» **PROBLEM DESCRIPTION**: All entries that follow are to be written out verbatim.

» **DATASET EXCERPTS**:
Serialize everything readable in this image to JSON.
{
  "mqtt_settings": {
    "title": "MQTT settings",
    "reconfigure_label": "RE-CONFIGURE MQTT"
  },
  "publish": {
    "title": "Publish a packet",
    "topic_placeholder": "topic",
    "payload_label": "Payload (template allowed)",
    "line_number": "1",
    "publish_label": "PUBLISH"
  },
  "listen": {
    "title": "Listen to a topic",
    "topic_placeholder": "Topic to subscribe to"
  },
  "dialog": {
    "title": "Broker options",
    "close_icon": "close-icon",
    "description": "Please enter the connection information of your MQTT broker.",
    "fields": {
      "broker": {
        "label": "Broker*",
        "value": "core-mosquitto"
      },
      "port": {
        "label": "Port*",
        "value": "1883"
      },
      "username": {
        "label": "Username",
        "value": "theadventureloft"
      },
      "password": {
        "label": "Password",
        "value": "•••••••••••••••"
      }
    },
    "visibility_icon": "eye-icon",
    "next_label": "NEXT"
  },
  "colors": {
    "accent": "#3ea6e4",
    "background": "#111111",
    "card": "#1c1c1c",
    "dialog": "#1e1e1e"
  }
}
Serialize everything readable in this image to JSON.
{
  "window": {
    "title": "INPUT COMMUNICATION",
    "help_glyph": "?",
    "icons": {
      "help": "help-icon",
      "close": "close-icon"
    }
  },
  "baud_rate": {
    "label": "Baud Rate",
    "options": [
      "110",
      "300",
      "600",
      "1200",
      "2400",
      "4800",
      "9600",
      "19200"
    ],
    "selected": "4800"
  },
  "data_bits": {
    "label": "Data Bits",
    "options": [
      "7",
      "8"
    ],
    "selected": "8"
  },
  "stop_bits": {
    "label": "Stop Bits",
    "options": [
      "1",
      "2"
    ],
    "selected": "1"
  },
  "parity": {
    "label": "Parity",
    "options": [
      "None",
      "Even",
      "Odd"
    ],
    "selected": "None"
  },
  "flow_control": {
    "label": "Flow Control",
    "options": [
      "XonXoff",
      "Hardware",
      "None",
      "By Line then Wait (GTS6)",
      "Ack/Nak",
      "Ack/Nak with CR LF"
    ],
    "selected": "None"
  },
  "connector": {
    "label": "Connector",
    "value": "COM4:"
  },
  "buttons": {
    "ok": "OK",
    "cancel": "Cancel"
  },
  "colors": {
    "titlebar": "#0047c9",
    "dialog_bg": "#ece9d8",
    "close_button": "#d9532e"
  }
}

» **RESPONSE TO THE EXERCISE**:
Serialize everything readable in this image to JSON.
{
  "mqtt_settings": {
    "title": "MQTT settings",
    "reconfigure_label": "RE-CONFIGURE MQTT"
  },
  "publish": {
    "title": "Publish a packet",
    "topic_placeholder": "topic",
    "payload_label": "Payload (template allowed)",
    "line_number": "1",
    "publish_label": "PUBLISH"
  },
  "listen": {
    "title": "Listen to a topic",
    "topic_placeholder": "Topic to subscribe to"
  },
  "dialog": {
    "title": "Broker options",
    "close_icon": "close-icon",
    "description": "Please enter the connection information of your MQTT broker.",
    "fields": {
      "broker": {
        "label": "Broker*",
        "value": "core-mosquitto"
      },
      "port": {
        "label": "Port*",
        "value": "1883"
      },
      "username": {
        "label": "Username",
        "value": "theadventureloft"
      },
      "password": {
        "label": "Password",
        "value": "•••••••••••••••"
      }
    },
    "visibility_icon": "eye-icon",
    "next_label": "NEXT"
  },
  "colors": {
    "accent": "#3ea6e4",
    "background": "#111111",
    "card": "#1c1c1c",
    "dialog": "#1e1e1e"
  }
}
Serialize everything readable in this image to JSON.
{
  "window": {
    "title": "INPUT COMMUNICATION",
    "help_glyph": "?",
    "icons": {
      "help": "help-icon",
      "close": "close-icon"
    }
  },
  "baud_rate": {
    "label": "Baud Rate",
    "options": [
      "110",
      "300",
      "600",
      "1200",
      "2400",
      "4800",
      "9600",
      "19200"
    ],
    "selected": "4800"
  },
  "data_bits": {
    "label": "Data Bits",
    "options": [
      "7",
      "8"
    ],
    "selected": "8"
  },
  "stop_bits": {
    "label": "Stop Bits",
    "options": [
      "1",
      "2"
    ],
    "selected": "1"
  },
  "parity": {
    "label": "Parity",
    "options": [
      "None",
      "Even",
      "Odd"
    ],
    "selected": "None"
  },
  "flow_control": {
    "label": "Flow Control",
    "options": [
      "XonXoff",
      "Hardware",
      "None",
      "By Line then Wait (GTS6)",
      "Ack/Nak",
      "Ack/Nak with CR LF"
    ],
    "selected": "None"
  },
  "connector": {
    "label": "Connector",
    "value": "COM4:"
  },
  "buttons": {
    "ok": "OK",
    "cancel": "Cancel"
  },
  "colors": {
    "titlebar": "#0047c9",
    "dialog_bg": "#ece9d8",
    "close_button": "#d9532e"
  }
}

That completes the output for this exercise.